PEA and luteolin synergistically reduce mast cell-mediated toxicity and elicit neuroprotection in cell-based models of brain ischemia.
Brain Res. 2016 10 1 ;1648(Pt A):409-417. Epub 2016 Jul 14. PMID: 27423516

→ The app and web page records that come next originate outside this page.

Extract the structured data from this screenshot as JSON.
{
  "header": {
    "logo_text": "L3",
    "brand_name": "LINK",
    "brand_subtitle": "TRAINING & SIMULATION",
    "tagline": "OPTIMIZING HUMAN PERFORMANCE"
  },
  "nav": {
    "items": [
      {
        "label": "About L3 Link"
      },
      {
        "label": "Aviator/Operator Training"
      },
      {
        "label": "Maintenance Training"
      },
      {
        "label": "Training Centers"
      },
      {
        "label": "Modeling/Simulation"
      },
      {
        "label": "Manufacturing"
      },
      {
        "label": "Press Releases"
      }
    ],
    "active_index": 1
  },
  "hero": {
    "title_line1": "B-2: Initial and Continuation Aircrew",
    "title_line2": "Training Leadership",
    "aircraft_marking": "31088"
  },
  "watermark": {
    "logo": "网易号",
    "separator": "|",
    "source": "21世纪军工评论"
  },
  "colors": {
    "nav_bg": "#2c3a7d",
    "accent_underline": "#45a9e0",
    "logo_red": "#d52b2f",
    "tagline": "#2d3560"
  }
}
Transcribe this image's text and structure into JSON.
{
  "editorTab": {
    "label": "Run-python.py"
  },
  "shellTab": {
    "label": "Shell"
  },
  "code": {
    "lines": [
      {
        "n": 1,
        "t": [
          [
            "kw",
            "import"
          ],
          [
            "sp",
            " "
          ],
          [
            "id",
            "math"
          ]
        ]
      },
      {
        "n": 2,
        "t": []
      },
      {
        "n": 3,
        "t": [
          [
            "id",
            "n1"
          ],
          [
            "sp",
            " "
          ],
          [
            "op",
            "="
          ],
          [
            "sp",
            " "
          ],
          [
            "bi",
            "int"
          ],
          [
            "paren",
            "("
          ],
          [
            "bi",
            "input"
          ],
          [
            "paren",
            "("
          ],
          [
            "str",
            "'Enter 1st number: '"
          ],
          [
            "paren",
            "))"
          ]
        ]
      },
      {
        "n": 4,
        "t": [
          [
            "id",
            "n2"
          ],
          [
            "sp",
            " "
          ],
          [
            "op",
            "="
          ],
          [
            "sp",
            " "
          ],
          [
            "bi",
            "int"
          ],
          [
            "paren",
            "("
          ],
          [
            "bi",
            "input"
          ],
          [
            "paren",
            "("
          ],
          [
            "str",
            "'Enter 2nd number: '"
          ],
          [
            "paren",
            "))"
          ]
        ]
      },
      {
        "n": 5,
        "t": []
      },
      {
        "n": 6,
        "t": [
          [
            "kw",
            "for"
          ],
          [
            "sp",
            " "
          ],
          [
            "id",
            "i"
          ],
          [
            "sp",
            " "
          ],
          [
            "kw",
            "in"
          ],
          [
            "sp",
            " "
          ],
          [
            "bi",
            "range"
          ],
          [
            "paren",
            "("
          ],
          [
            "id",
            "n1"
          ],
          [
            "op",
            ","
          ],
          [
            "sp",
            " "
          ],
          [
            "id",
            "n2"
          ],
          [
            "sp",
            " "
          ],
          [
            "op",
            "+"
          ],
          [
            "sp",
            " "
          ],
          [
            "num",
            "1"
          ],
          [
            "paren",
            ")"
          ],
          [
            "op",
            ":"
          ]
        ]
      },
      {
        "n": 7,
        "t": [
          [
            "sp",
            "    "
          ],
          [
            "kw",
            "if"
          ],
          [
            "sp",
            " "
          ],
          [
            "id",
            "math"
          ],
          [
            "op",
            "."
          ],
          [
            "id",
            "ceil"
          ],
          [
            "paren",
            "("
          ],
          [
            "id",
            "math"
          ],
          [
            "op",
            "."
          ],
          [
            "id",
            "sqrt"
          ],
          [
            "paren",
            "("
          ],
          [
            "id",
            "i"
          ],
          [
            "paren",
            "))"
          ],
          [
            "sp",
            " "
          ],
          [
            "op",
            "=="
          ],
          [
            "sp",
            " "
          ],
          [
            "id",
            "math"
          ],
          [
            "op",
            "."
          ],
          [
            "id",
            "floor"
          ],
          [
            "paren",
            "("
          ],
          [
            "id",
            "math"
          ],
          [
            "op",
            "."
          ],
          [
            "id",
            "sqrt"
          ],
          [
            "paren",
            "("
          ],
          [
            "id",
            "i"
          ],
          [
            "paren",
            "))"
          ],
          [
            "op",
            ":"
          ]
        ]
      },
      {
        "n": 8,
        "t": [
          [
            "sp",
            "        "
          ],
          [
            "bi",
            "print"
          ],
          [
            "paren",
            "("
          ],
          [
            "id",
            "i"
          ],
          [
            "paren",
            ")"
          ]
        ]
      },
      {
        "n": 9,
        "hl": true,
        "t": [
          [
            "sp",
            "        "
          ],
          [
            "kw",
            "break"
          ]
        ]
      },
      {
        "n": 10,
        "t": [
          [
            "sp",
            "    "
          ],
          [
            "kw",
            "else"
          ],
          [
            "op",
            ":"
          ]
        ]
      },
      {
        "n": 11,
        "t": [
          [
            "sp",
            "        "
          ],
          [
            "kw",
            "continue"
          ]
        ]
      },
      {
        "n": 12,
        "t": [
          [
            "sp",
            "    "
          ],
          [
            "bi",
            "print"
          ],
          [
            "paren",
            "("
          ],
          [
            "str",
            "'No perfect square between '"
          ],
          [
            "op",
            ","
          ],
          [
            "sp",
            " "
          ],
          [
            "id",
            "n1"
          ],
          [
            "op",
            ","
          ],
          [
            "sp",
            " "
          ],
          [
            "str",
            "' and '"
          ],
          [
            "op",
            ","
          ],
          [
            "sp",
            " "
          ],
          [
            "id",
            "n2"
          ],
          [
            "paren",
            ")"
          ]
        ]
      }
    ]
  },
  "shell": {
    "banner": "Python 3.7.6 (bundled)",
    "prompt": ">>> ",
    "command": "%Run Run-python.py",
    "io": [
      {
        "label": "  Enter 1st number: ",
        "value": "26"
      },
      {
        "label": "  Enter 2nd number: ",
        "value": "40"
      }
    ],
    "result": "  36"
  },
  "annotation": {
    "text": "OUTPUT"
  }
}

The combination of palmitoylethanolamide (PEA), an endogenous fatty acid amide belonging to the family of the N-acylethanolamines, and the flavonoid luteolin has been found to exert neuroprotective activities in a variety of mouse models of neurological disorders, including brain ischemia. Indirect findings suggest that the two molecules can reduce the activation of mastocytes in brain ischemia, thus modulating crucial cells that trigger the inflammatory cascade. Though, no evidence exists about a direct effect of PEA and luteolin on mast cells in experimental models of brain ischemia, either used separately or in combination. In order to fill this gap, we developed a novel cell-based model of severe brain ischemia consisting of primary mouse cortical neurons and cloned mast cells derived from mouse fetal liver (MC/9 cells) subjected to oxygen and glucose deprivation (OGD). OGD exposure promoted both mast cell degranulation and the release of lactate dehydrogenase (LDH) in a time-dependent fashion. MC/9 cells exacerbated neuronal damage in neuron-mast cells co-cultures exposed to OGD. Likewise, the conditioned medium derived from OGD-exposed MC/9 cells induced significant neurotoxicity in control primary neurons. PEA and luteolin pre-treatment synergistically prevented the OGD-induced degranulation of mast cells and reduced the neurotoxic potential of MC/9 cells conditioned medium. Finally, the association of the two drugs promoted a direct synergistic neuroprotection even in pure cortical neurons exposed to OGD. In summary, our results indicate that mast cells release neurotoxic factors upon OGD-induced activation. The association PEA-luteolin actively reduces mast cell-mediated neurotoxicity as well as pure neurons susceptibility to OGD.